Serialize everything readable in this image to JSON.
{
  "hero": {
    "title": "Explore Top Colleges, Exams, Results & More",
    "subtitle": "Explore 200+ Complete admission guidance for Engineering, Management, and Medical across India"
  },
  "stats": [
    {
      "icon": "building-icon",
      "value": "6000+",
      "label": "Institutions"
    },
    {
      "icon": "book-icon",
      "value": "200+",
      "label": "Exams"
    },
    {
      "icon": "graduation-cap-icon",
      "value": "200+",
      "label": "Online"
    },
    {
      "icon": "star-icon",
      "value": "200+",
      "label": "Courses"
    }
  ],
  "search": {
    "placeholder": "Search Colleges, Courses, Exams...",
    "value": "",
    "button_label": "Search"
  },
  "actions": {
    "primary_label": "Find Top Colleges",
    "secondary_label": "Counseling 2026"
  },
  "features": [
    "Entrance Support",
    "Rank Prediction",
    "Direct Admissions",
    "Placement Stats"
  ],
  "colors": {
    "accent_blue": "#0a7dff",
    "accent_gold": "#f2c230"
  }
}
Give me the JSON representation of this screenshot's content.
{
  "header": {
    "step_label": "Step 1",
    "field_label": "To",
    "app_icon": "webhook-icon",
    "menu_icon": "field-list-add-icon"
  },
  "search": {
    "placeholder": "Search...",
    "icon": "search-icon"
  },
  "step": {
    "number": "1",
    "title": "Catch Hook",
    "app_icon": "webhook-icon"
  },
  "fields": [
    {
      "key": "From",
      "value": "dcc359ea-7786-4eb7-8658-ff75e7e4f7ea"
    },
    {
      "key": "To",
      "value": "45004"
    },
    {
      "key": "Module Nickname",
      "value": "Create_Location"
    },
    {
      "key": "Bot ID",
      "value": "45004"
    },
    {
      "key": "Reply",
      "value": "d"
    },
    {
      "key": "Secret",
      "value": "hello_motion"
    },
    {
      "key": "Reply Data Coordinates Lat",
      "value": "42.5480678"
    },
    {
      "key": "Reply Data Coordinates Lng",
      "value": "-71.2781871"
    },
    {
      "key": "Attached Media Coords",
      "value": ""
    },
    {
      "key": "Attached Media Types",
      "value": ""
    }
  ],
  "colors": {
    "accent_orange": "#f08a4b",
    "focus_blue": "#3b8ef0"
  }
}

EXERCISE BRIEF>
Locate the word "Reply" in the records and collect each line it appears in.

ANSWER TO THIS EXERCISE>
      "key": "Reply",
      "key": "Reply Data Coordinates Lat",
      "key": "Reply Data Coordinates Lng",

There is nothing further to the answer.